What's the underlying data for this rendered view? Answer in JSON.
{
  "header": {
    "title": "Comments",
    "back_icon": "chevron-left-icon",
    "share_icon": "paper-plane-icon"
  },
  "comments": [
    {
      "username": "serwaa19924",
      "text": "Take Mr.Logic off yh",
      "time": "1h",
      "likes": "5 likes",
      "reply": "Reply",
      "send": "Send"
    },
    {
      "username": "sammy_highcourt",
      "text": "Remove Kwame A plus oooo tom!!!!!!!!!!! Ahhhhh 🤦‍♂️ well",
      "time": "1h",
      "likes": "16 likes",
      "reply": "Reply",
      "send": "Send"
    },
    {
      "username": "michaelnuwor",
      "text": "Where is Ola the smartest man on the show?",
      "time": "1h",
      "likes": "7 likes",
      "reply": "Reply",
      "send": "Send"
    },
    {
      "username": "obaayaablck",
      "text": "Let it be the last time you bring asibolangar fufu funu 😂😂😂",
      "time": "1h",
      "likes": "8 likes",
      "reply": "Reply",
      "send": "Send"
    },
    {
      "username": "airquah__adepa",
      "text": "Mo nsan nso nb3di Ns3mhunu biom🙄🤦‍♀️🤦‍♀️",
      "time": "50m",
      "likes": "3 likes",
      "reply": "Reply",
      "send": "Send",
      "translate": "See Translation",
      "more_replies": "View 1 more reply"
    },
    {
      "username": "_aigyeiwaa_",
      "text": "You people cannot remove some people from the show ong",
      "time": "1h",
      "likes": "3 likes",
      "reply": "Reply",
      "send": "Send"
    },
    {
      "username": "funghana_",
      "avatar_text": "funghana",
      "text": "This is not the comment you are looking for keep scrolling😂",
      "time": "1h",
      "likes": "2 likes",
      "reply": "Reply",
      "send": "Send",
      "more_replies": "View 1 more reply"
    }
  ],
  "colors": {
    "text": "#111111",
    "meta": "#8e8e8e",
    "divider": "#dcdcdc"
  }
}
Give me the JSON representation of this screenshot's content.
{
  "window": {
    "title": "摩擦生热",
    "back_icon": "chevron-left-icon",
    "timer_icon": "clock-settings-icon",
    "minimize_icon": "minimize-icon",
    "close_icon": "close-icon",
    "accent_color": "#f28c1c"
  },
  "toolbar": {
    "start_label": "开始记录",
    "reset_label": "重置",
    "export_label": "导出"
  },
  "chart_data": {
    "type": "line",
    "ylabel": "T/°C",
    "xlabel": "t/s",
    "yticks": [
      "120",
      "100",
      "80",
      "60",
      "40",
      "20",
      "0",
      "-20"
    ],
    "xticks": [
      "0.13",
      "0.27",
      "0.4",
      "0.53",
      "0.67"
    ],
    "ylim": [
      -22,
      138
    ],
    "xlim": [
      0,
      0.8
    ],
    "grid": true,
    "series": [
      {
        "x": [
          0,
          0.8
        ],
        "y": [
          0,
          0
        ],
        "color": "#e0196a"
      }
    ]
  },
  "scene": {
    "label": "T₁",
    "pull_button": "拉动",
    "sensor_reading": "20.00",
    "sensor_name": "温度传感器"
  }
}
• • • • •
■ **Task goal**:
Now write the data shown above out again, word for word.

■ **Task output**:
What's the underlying data for this rendered view? Answer in JSON.
{
  "header": {
    "title": "Comments",
    "back_icon": "chevron-left-icon",
    "share_icon": "paper-plane-icon"
  },
  "comments": [
    {
      "username": "serwaa19924",
      "text": "Take Mr.Logic off yh",
      "time": "1h",
      "likes": "5 likes",
      "reply": "Reply",
      "send": "Send"
    },
    {
      "username": "sammy_highcourt",
      "text": "Remove Kwame A plus oooo tom!!!!!!!!!!! Ahhhhh 🤦‍♂️ well",
      "time": "1h",
      "likes": "16 likes",
      "reply": "Reply",
      "send": "Send"
    },
    {
      "username": "michaelnuwor",
      "text": "Where is Ola the smartest man on the show?",
      "time": "1h",
      "likes": "7 likes",
      "reply": "Reply",
      "send": "Send"
    },
    {
      "username": "obaayaablck",
      "text": "Let it be the last time you bring asibolangar fufu funu 😂😂😂",
      "time": "1h",
      "likes": "8 likes",
      "reply": "Reply",
      "send": "Send"
    },
    {
      "username": "airquah__adepa",
      "text": "Mo nsan nso nb3di Ns3mhunu biom🙄🤦‍♀️🤦‍♀️",
      "time": "50m",
      "likes": "3 likes",
      "reply": "Reply",
      "send": "Send",
      "translate": "See Translation",
      "more_replies": "View 1 more reply"
    },
    {
      "username": "_aigyeiwaa_",
      "text": "You people cannot remove some people from the show ong",
      "time": "1h",
      "likes": "3 likes",
      "reply": "Reply",
      "send": "Send"
    },
    {
      "username": "funghana_",
      "avatar_text": "funghana",
      "text": "This is not the comment you are looking for keep scrolling😂",
      "time": "1h",
      "likes": "2 likes",
      "reply": "Reply",
      "send": "Send",
      "more_replies": "View 1 more reply"
    }
  ],
  "colors": {
    "text": "#111111",
    "meta": "#8e8e8e",
    "divider": "#dcdcdc"
  }
}
Give me the JSON representation of this screenshot's content.
{
  "window": {
    "title": "摩擦生热",
    "back_icon": "chevron-left-icon",
    "timer_icon": "clock-settings-icon",
    "minimize_icon": "minimize-icon",
    "close_icon": "close-icon",
    "accent_color": "#f28c1c"
  },
  "toolbar": {
    "start_label": "开始记录",
    "reset_label": "重置",
    "export_label": "导出"
  },
  "chart_data": {
    "type": "line",
    "ylabel": "T/°C",
    "xlabel": "t/s",
    "yticks": [
      "120",
      "100",
      "80",
      "60",
      "40",
      "20",
      "0",
      "-20"
    ],
    "xticks": [
      "0.13",
      "0.27",
      "0.4",
      "0.53",
      "0.67"
    ],
    "ylim": [
      -22,
      138
    ],
    "xlim": [
      0,
      0.8
    ],
    "grid": true,
    "series": [
      {
        "x": [
          0,
          0.8
        ],
        "y": [
          0,
          0
        ],
        "color": "#e0196a"
      }
    ]
  },
  "scene": {
    "label": "T₁",
    "pull_button": "拉动",
    "sensor_reading": "20.00",
    "sensor_name": "温度传感器"
  }
}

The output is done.